  17. Hernandez, A.R. & Zuniga, M. (April 4, 2019). ‘Why are you crying, Mami?’ In Venezuela, the search for water is a daily struggle. Retrieved from https://www.washingtonpost.com/world/the_americas/why-are-you-crying-mami-in-venezuela-the-search-for-water-is-a-daily-struggle/2019/04/04/39972ce4-5547-11e9-814f-e2f46684196e_story.html?noredirect=on&utm_term=.0c991b523e29.
  18. Nugent, C. (Oct 23, 2018). How hunger fuels crime and violence in Venezuela. Retrieved from http://time.com/longform/hunger-crime-violence-venezuela/.
  19. Melimopoulos, E. (April 6, 2019). Venezuelans take to the streets as power struggle persists. Retrieved from https://www.aljazeera.com/news/2019/04/venezuelans-streets-power-struggle-persists-190406075444885.html.
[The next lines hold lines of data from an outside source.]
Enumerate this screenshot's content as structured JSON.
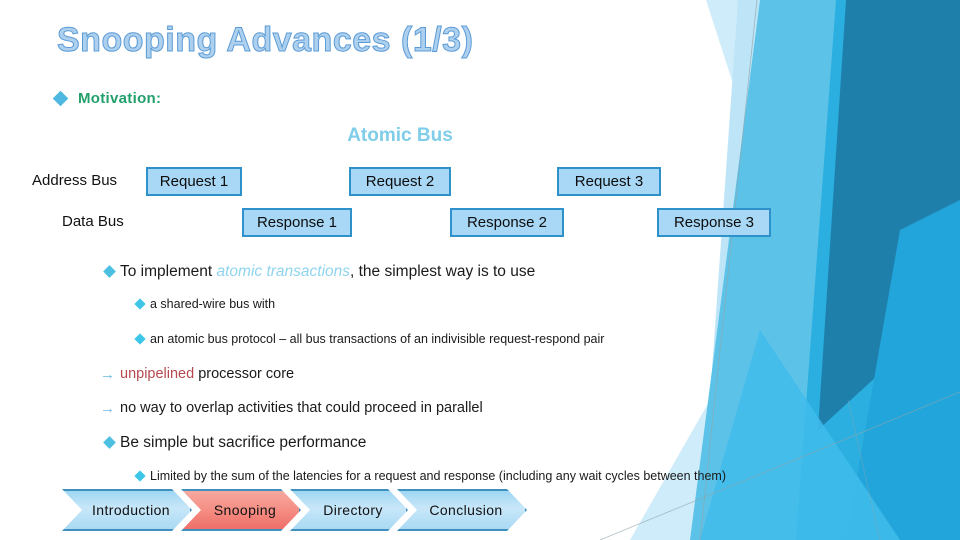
{
  "slide": {
    "title": "Snooping Advances (1/3)",
    "title_color": "#aed0ef",
    "title_outline_color": "#5b9bd5"
  },
  "motivation": {
    "bullet_icon": "diamond-bullet",
    "label": "Motivation:",
    "color": "#22a06b"
  },
  "diagram": {
    "title": "Atomic Bus",
    "title_color": "#7fcde8",
    "rows": [
      {
        "label": "Address Bus"
      },
      {
        "label": "Data Bus"
      }
    ],
    "box_fill": "#a8d8f5",
    "box_border": "#2e91c9",
    "address_boxes": [
      {
        "label": "Request 1"
      },
      {
        "label": "Request 2"
      },
      {
        "label": "Request 3"
      }
    ],
    "data_boxes": [
      {
        "label": "Response 1"
      },
      {
        "label": "Response 2"
      },
      {
        "label": "Response 3"
      }
    ]
  },
  "body": {
    "b1_pre": "To implement ",
    "b1_hl": "atomic transactions",
    "b1_post": ", the simplest way is to use",
    "b1_sub1": "a shared-wire bus with",
    "b1_sub2": "an atomic bus protocol – all bus transactions of an indivisible request-respond pair",
    "arrow_glyph": "→",
    "a1_hl": "unpipelined",
    "a1_post": " processor core",
    "a2": "no way to overlap activities that could proceed in parallel",
    "b2": "Be simple but sacrifice performance",
    "b2_sub1": "Limited by the sum of the latencies for a request and response (including any wait cycles between them)",
    "highlight_atomic_color": "#8fd4ef",
    "highlight_unpipelined_color": "#b5494f"
  },
  "nav": {
    "items": [
      {
        "label": "Introduction",
        "state": "inactive"
      },
      {
        "label": "Snooping",
        "state": "active"
      },
      {
        "label": "Directory",
        "state": "inactive"
      },
      {
        "label": "Conclusion",
        "state": "inactive"
      }
    ],
    "active_color": "#ef6f68",
    "inactive_color": "#a9daf3"
  }
}
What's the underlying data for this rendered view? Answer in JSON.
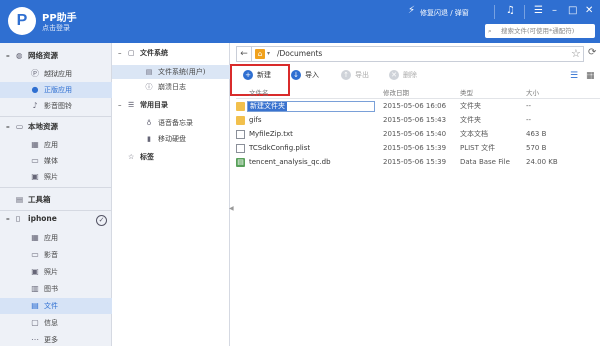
{
  "app": {
    "logo": "P",
    "name": "PP助手",
    "login": "点击登录"
  },
  "topbar": {
    "fix_label": "修复闪退 / 弹窗",
    "search_placeholder": "搜索文件(可使用*通配符)"
  },
  "sidebar": {
    "sections": [
      {
        "label": "网络资源",
        "items": [
          {
            "label": "越狱应用"
          },
          {
            "label": "正版应用"
          },
          {
            "label": "影音图铃"
          }
        ]
      },
      {
        "label": "本地资源",
        "items": [
          {
            "label": "应用"
          },
          {
            "label": "媒体"
          },
          {
            "label": "照片"
          }
        ]
      },
      {
        "label": "工具箱"
      },
      {
        "label": "iphone",
        "items": [
          {
            "label": "应用"
          },
          {
            "label": "影音"
          },
          {
            "label": "照片"
          },
          {
            "label": "图书"
          },
          {
            "label": "文件"
          },
          {
            "label": "信息"
          },
          {
            "label": "更多"
          }
        ]
      }
    ]
  },
  "tree": {
    "filesystem": {
      "label": "文件系统",
      "items": [
        {
          "label": "文件系统(用户)"
        },
        {
          "label": "崩溃日志"
        }
      ]
    },
    "common": {
      "label": "常用目录",
      "items": [
        {
          "label": "语音备忘录"
        },
        {
          "label": "移动硬盘"
        }
      ]
    },
    "tags": {
      "label": "标签"
    }
  },
  "address": {
    "path": "/Documents"
  },
  "toolbar": {
    "new": "新建",
    "import": "导入",
    "export": "导出",
    "delete": "删除"
  },
  "table": {
    "headers": {
      "name": "文件名",
      "date": "修改日期",
      "type": "类型",
      "size": "大小"
    },
    "rows": [
      {
        "name": "新建文件夹",
        "date": "2015-05-06 16:06",
        "type": "文件夹",
        "size": "--",
        "icon": "folder-icon"
      },
      {
        "name": "gifs",
        "date": "2015-05-06 15:43",
        "type": "文件夹",
        "size": "--",
        "icon": "folder-icon"
      },
      {
        "name": "MyfileZip.txt",
        "date": "2015-05-06 15:40",
        "type": "文本文档",
        "size": "463 B",
        "icon": "text-file-icon"
      },
      {
        "name": "TCSdkConfig.plist",
        "date": "2015-05-06 15:39",
        "type": "PLIST 文件",
        "size": "570 B",
        "icon": "plist-file-icon"
      },
      {
        "name": "tencent_analysis_qc.db",
        "date": "2015-05-06 15:39",
        "type": "Data Base File",
        "size": "24.00 KB",
        "icon": "database-file-icon"
      }
    ]
  },
  "colors": {
    "brand": "#2f6fd1",
    "highlight": "#d92b2b",
    "folder": "#f2c04c"
  }
}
  20. 20.0 20.1 20.2 Henao, L.A. (March 19,2019). Venezuelans find ways to cope with inflation and hunger. Retrieved from https://www.apnews.com/4a55b9c09cd74740aea2ace5db0ab30f.
  21. BBC Stories (September 7, 2018). "World's Most Dangerous Cities: Caracas - BBC Stories". Youtube. Retrieved April 4, 2019. 
  22. Briceño-León, R (2012). "Three phases of homicidal violence in venezuela". Ciência & Saúde Coletiva. 17(12): 3233. 
  23. 23.0 23.1 23.2 23.3 Servinga, A (2017). "Whose Place Is It, Anyways? Chavez's Bolivarianism And Contested Public Spaces in Caracas". The Journal of Latin American And Caribbean Anthropology. 20(3): 475–495. 
  24. 24.0 24.1 Rebotier, J (2011). "Politicizing fear of crime and insecurity in Caracas". Emotion, Space and Society. 4(2): 104–112. 
  25. Daniels, J. P. (2019, January 23). Venezuela protests: Thousands march as military faces call to abandon Maduro. Retrieved from https://www.theguardian.com/world/2019/jan/23/venezuela-protests-thousands-march-against-maduro-as-opposition-sees-chance-for-change.


City icon (Noun Project).svg
This urbanization resource was created by Course:GEOG352.